Portions of this paper were presented at the meetings of the Association for the Advancement of Behavior Therapy, Reno, Nevada (November, 2002).
An experimental study of emotional responding in women with posttraumatic stress disorder related to interpersonal violence†
Article first published online: 30 JUN 2005
Copyright © 2004 International Society for Traumatic Stress Studies
Journal of Traumatic Stress
Volume 17, Issue 3, pages 241–248, June 2004
How to Cite
Orsillo, S. M., Batten, S. V., Plumb, J. C., Luterek, J. A. and Roessner, B. M. (2004), An experimental study of emotional responding in women with posttraumatic stress disorder related to interpersonal violence. J. Traum. Stress, 17: 241–248. doi: 10.1023/B:JOTS.0000029267.61240.94
- Issue published online: 30 JUN 2005
- Article first published online: 30 JUN 2005
- emotional responding;
- facial expression

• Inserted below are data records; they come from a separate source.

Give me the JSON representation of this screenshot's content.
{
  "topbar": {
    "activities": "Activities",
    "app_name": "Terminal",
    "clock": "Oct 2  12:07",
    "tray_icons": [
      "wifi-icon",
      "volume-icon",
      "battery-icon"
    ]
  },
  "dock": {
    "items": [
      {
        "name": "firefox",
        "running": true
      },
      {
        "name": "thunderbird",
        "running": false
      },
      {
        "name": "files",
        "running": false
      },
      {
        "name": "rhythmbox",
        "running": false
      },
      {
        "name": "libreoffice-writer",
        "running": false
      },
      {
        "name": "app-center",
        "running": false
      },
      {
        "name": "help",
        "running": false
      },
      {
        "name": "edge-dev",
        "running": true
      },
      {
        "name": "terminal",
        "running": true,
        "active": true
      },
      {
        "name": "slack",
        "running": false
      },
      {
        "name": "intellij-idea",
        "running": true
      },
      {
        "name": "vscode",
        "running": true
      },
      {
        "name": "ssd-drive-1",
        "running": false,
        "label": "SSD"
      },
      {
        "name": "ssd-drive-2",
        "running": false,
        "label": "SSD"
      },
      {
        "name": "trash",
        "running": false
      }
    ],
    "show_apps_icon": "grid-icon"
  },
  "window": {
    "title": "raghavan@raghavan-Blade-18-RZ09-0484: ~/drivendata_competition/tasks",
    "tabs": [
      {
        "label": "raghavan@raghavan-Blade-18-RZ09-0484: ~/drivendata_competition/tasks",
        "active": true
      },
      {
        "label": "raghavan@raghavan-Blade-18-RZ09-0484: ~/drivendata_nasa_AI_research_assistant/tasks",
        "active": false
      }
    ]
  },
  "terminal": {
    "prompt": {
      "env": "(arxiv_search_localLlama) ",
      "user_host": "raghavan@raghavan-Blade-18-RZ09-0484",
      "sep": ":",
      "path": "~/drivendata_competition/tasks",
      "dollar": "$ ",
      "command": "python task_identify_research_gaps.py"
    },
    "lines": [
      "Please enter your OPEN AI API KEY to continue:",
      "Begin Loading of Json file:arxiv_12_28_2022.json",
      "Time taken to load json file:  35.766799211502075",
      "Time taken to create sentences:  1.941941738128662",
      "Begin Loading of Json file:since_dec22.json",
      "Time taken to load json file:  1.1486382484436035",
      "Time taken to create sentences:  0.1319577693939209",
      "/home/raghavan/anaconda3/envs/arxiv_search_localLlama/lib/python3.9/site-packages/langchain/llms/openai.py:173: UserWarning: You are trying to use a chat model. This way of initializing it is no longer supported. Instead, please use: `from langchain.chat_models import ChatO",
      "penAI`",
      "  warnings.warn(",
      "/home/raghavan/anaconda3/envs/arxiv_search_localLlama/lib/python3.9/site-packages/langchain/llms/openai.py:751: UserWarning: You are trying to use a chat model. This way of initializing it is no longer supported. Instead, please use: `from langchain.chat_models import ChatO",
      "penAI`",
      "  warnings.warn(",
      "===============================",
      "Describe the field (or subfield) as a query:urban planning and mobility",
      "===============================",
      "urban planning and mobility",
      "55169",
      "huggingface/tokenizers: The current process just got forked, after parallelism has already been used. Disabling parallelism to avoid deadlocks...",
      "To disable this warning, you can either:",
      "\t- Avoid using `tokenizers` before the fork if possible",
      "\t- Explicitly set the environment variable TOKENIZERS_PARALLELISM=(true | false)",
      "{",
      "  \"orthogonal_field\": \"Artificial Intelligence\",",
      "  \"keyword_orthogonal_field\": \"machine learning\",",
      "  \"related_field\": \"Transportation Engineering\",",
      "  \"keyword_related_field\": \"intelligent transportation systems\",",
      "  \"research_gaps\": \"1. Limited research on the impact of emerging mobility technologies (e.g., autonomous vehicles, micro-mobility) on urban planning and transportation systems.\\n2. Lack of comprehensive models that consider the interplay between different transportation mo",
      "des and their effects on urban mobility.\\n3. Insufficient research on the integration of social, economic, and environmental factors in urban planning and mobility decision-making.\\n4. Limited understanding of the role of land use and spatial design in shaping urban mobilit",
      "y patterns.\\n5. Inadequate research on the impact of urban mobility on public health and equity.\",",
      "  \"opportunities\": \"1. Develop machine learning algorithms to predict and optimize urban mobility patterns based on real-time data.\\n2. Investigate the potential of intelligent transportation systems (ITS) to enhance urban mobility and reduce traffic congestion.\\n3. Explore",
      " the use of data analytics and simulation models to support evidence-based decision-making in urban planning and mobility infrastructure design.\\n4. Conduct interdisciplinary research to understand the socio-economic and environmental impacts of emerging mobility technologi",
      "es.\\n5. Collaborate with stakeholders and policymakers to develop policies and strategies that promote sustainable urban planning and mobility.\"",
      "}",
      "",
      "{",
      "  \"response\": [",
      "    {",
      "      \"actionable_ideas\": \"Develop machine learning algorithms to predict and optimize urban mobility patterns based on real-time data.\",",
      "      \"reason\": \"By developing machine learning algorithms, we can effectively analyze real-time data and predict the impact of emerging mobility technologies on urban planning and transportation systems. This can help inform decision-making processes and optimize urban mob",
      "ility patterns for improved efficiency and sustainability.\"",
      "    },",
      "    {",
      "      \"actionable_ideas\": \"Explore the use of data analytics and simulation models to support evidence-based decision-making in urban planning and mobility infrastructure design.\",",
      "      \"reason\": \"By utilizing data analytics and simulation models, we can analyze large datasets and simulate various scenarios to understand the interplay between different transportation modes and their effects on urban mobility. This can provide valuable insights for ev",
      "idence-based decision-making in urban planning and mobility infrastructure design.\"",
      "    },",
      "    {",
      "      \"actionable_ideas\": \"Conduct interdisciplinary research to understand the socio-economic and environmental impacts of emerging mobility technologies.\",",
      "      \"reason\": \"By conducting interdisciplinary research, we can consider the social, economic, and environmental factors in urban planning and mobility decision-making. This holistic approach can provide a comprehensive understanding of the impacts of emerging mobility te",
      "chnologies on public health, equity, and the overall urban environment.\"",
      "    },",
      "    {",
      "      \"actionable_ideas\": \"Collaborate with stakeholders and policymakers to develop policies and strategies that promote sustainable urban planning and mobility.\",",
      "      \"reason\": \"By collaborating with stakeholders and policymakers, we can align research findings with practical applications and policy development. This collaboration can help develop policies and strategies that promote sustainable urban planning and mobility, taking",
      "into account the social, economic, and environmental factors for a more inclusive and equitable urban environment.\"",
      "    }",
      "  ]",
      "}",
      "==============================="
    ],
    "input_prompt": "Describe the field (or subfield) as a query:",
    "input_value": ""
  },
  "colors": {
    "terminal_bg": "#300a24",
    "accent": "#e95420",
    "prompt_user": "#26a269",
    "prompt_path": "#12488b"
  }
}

Although posttraumatic stress disorder (PTSD) is defined by the experience of intense negative emotions and emotional numbing (American Psychiatric Association, 1994), empirical study of emotional responding in PTSD has been limited. This study examined emotional responding among women with and without PTSD to positive and negative film stimuli across self-reported experience, facial expression, and written expression. Consistent with previous findings, no evidence for generalized numbing was found. In general, women with PTSD exhibited higher levels of negative activation and expressed more negative emotion words to both positive and negative film stimuli, whereas no group differences emerged in facial expressivity. Results are interpreted within the context of the current literature on emotional deficits associated with PTSD.